TASK PROMPT ▸ What lines below include the string "face"? Pick them out and copy them.

Segment Start: DATA EXCERPTS

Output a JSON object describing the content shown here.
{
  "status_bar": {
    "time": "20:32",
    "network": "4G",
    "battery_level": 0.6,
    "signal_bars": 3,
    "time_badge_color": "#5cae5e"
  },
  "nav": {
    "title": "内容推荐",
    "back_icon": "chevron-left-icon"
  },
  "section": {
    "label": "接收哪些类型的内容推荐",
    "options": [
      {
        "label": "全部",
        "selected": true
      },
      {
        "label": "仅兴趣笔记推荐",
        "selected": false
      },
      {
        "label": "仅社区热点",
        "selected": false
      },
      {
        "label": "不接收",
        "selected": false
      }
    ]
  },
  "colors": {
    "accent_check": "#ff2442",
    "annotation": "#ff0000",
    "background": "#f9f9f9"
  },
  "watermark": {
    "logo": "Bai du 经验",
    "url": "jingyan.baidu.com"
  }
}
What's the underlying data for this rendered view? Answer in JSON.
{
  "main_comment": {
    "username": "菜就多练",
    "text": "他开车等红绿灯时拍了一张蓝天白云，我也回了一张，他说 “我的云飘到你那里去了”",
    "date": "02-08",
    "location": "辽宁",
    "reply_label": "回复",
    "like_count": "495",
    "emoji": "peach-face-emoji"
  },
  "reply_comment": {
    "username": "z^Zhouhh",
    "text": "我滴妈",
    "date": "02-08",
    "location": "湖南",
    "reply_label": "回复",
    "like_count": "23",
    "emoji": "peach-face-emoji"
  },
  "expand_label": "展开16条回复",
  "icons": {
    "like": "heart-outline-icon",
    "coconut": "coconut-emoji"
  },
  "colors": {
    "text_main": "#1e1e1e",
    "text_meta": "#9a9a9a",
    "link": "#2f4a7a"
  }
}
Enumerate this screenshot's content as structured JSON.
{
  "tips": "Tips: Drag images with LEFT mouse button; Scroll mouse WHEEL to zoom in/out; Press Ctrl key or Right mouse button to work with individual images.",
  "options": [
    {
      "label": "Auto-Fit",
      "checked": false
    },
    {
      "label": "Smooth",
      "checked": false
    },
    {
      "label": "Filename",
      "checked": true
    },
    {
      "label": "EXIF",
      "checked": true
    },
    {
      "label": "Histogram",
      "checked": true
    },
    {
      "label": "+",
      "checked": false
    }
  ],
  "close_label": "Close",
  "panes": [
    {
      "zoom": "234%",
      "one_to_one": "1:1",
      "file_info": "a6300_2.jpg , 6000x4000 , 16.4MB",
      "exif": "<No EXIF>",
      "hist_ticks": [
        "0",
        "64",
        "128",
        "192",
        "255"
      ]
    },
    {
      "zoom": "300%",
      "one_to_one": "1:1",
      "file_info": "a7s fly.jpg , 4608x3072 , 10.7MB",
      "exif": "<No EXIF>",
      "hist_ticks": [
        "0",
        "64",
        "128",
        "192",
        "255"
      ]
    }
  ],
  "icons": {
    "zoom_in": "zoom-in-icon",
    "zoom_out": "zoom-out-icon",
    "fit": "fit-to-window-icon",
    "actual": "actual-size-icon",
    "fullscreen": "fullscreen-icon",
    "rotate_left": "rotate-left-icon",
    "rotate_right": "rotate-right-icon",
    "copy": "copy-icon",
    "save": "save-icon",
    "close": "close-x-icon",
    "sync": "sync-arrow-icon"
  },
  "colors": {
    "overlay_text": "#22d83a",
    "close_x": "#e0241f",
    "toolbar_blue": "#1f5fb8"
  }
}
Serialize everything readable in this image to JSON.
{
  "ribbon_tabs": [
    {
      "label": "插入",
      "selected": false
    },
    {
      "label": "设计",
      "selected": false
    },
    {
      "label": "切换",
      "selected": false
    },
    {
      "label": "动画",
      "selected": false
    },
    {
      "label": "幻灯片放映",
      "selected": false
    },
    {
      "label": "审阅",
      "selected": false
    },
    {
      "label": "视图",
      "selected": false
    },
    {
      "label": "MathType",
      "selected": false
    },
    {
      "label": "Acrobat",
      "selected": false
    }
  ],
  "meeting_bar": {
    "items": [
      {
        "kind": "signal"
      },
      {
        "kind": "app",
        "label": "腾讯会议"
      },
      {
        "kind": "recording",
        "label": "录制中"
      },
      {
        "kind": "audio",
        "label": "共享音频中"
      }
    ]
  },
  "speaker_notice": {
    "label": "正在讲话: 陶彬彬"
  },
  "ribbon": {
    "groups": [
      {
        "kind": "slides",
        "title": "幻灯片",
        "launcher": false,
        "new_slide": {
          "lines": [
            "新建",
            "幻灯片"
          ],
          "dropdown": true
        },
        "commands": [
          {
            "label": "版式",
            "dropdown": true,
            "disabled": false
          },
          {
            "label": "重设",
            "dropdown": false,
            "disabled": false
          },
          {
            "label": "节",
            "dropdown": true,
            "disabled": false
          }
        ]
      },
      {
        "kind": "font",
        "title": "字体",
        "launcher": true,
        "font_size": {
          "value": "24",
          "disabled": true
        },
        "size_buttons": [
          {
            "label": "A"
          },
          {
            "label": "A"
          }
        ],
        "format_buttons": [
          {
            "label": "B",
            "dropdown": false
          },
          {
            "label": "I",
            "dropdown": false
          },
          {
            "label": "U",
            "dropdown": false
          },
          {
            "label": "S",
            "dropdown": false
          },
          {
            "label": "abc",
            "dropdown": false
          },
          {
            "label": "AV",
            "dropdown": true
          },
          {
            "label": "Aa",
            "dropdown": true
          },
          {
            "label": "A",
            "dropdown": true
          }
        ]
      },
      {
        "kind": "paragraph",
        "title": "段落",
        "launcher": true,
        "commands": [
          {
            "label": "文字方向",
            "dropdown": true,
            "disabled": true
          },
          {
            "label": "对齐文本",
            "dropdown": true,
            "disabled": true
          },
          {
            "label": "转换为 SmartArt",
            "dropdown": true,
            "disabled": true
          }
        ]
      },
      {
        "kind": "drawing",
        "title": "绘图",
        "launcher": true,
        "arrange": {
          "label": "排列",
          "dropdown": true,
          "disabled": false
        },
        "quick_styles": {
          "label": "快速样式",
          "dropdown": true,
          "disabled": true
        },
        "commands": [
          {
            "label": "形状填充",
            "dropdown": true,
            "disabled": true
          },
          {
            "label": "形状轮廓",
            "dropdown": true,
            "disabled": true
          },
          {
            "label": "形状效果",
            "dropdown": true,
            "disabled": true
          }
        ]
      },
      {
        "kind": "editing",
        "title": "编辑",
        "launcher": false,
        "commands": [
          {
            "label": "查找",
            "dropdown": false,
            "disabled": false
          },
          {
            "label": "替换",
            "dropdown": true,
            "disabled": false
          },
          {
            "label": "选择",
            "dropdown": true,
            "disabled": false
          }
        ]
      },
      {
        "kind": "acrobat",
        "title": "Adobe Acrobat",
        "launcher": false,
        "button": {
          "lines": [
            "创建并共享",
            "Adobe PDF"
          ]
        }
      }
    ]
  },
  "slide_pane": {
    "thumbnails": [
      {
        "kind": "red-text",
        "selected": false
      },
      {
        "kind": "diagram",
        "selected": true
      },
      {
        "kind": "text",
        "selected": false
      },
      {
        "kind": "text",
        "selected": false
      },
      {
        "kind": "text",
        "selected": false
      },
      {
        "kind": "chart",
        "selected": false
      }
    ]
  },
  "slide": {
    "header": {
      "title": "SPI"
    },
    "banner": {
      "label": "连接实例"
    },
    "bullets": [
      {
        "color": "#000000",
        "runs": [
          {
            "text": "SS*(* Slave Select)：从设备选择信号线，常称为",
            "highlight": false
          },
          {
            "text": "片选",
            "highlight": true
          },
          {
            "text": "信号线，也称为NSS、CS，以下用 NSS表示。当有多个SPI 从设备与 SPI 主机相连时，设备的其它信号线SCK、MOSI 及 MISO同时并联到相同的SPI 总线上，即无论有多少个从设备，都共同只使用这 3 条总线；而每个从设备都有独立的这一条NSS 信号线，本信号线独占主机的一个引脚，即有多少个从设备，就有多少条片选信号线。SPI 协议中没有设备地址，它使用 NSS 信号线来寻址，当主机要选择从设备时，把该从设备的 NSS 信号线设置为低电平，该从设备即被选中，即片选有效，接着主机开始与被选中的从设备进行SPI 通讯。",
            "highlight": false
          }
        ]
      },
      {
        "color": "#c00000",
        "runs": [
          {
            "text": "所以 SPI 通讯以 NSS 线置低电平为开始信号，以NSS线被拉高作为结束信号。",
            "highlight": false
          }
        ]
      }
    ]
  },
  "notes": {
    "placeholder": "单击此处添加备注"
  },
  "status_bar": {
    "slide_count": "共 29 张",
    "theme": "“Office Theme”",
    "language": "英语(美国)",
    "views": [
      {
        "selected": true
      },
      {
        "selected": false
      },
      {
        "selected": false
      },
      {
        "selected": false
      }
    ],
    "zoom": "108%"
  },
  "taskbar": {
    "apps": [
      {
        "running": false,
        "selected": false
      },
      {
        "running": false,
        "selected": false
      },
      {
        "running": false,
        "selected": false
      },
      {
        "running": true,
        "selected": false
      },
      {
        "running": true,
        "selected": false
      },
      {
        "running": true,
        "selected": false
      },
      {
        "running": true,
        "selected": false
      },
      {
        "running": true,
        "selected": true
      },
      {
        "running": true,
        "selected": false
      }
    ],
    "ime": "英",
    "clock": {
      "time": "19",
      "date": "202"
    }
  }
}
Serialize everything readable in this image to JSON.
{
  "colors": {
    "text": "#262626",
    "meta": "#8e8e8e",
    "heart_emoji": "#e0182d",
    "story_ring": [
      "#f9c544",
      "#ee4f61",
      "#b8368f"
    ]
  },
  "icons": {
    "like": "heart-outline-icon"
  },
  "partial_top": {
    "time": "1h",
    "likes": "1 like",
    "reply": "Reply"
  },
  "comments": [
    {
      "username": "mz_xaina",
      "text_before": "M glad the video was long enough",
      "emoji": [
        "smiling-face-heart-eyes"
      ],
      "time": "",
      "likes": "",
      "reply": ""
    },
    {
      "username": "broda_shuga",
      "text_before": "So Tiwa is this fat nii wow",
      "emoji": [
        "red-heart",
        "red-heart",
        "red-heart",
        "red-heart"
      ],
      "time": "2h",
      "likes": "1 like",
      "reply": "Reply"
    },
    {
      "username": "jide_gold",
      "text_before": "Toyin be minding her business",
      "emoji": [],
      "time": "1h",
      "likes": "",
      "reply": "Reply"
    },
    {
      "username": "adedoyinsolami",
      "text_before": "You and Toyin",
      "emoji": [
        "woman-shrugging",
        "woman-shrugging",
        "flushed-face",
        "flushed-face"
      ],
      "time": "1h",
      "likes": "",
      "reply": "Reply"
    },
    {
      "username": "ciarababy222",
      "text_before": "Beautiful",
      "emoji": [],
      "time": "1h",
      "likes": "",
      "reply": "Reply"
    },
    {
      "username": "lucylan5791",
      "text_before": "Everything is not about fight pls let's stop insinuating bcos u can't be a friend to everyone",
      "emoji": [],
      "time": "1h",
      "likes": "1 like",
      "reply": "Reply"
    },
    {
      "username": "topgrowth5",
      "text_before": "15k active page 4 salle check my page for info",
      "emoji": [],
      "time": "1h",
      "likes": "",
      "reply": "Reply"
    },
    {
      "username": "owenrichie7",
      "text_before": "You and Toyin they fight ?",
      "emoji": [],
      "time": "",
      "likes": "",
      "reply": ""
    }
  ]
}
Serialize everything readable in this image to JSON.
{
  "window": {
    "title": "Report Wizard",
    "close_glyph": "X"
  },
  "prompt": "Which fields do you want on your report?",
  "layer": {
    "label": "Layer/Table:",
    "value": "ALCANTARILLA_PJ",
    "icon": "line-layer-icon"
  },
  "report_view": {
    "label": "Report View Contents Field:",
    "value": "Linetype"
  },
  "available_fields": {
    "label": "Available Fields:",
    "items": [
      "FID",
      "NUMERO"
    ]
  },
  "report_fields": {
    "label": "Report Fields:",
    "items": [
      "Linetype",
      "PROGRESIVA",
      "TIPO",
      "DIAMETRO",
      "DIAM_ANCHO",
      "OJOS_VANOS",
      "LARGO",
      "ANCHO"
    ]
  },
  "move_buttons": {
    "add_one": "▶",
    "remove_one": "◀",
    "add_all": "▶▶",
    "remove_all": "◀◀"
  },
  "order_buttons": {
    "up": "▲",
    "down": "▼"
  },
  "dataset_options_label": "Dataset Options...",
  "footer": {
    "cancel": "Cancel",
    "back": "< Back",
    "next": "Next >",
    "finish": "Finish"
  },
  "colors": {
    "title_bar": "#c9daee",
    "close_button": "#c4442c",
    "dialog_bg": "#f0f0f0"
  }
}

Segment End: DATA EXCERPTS

SOLUTION FOR THIS EXERCISE ▸
    "emoji": "peach-face-emoji"
    "emoji": "peach-face-emoji"
        "smiling-face-heart-eyes"
        "flushed-face",
        "flushed-face"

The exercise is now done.